Page and application data records

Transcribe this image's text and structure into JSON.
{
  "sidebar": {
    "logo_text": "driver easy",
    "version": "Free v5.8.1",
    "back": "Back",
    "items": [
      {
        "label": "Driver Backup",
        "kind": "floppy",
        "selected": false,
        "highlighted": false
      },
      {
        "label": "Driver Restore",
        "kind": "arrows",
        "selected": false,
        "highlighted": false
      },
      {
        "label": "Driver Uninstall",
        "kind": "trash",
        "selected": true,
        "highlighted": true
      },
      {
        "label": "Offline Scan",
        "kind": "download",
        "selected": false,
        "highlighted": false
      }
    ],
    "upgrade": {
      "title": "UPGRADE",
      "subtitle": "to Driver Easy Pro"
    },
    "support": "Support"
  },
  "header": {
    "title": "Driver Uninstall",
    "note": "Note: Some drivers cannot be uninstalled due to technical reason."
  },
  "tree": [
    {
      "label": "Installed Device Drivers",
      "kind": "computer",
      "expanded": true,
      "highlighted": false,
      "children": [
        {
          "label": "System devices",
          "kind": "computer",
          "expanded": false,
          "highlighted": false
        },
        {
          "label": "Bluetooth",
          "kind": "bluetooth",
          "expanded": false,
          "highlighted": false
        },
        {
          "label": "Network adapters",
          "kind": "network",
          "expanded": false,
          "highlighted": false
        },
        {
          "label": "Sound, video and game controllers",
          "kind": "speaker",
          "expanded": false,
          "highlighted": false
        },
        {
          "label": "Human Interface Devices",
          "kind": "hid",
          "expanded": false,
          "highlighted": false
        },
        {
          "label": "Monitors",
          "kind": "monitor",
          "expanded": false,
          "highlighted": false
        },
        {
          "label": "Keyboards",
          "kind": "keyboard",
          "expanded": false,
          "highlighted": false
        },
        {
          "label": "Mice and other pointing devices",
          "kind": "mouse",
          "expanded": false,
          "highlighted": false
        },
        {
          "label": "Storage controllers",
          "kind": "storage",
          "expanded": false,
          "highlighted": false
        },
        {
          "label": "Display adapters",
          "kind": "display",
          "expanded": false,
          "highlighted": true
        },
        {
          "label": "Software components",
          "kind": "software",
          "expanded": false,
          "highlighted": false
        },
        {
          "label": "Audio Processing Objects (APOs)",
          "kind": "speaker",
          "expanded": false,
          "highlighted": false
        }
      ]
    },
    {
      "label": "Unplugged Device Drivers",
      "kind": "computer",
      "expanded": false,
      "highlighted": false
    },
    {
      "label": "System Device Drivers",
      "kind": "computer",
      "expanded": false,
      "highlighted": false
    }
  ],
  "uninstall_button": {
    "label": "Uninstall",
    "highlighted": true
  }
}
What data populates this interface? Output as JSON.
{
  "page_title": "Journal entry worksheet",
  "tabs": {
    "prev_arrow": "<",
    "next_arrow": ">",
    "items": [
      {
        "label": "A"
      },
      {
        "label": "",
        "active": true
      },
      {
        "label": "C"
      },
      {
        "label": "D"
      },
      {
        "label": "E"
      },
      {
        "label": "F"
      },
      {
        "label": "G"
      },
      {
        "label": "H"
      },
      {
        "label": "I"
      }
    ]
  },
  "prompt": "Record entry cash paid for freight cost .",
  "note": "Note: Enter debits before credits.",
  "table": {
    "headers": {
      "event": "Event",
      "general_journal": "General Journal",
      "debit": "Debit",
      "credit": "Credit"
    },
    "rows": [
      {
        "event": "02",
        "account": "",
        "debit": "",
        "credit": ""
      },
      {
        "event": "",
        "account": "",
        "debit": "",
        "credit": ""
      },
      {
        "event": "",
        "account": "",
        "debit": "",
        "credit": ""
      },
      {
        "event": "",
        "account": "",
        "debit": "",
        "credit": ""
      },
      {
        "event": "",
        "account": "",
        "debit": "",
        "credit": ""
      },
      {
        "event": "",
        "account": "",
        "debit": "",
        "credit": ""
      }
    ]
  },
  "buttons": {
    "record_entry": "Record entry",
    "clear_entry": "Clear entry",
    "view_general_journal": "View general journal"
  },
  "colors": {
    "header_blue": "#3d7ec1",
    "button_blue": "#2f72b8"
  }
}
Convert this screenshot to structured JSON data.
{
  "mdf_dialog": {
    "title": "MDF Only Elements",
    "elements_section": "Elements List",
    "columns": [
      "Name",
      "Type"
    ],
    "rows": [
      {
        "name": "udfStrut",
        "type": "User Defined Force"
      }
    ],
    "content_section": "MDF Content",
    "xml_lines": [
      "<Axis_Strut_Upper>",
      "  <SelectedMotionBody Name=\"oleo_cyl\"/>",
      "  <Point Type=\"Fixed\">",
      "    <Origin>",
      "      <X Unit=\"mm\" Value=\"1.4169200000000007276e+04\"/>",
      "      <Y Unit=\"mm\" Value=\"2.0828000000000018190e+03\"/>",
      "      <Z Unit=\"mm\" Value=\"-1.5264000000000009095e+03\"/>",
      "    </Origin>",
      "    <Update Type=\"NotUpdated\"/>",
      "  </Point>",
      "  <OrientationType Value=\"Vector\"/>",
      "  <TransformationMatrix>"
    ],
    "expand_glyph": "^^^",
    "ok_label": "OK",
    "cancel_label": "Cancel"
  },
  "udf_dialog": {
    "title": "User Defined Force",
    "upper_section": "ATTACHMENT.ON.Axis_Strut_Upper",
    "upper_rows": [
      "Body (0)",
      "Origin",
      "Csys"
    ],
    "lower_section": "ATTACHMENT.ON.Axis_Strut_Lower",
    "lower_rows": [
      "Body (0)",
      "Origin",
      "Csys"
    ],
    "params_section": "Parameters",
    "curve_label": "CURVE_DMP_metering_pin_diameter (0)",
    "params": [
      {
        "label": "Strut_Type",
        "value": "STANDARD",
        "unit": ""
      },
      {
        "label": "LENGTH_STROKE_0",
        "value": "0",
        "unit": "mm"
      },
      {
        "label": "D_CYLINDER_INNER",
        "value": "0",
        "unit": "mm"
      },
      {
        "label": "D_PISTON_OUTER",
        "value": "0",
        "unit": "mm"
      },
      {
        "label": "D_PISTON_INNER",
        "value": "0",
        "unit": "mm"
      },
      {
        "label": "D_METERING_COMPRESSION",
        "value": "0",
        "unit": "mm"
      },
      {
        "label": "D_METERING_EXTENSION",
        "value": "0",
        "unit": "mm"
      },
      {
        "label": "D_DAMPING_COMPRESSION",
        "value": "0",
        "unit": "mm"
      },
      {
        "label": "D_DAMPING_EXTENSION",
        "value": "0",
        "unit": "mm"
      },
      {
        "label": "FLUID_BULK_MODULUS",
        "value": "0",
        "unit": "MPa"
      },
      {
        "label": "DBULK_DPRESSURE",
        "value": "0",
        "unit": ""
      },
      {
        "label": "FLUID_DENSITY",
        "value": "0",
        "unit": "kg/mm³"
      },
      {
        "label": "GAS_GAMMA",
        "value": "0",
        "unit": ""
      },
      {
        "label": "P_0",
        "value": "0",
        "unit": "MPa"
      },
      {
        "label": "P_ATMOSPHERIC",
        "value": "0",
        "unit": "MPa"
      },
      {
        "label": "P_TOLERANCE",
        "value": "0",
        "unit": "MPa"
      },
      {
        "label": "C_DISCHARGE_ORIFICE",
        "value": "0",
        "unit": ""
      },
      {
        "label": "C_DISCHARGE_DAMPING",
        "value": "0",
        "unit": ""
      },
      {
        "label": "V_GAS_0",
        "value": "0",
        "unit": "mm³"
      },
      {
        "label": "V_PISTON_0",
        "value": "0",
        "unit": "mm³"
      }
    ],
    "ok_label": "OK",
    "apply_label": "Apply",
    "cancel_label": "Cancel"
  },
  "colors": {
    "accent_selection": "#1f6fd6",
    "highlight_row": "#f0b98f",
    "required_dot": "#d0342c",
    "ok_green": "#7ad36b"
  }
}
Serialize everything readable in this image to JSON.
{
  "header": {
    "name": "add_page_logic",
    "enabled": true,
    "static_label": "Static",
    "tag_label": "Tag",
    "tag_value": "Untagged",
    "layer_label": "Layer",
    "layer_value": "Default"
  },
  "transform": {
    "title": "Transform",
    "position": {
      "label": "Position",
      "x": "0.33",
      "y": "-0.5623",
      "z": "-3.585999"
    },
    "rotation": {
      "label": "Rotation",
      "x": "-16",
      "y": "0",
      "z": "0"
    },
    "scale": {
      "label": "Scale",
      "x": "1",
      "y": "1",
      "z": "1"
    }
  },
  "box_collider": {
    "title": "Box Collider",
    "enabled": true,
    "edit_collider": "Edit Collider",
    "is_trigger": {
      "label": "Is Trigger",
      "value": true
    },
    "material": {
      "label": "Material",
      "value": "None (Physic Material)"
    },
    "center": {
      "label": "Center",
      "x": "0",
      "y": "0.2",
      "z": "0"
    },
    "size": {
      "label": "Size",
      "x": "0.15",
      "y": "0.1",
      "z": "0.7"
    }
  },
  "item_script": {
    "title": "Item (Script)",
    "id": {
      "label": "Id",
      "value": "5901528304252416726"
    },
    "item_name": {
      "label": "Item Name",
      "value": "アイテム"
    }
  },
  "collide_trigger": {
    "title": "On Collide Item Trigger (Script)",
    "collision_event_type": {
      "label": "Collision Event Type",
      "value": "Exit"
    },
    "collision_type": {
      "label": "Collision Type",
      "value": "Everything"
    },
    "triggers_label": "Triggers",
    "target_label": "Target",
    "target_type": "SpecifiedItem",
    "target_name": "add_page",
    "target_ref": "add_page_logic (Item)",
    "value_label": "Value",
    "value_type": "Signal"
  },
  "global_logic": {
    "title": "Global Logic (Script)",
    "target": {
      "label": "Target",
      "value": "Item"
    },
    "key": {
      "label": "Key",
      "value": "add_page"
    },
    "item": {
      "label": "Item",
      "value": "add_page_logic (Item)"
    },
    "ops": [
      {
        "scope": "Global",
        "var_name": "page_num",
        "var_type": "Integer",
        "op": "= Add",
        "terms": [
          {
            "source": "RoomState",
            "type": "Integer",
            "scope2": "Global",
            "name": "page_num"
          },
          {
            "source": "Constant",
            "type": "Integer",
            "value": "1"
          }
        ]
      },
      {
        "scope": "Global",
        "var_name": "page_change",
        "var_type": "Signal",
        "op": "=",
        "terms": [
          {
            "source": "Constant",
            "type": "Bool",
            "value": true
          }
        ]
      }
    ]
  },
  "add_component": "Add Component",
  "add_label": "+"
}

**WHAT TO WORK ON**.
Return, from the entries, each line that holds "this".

**RESULT OF THE EXERCISE**.
Transcribe this image's text and structure into JSON.
What data populates this interface? Output as JSON.
Convert this screenshot to structured JSON data.
Serialize everything readable in this image to JSON.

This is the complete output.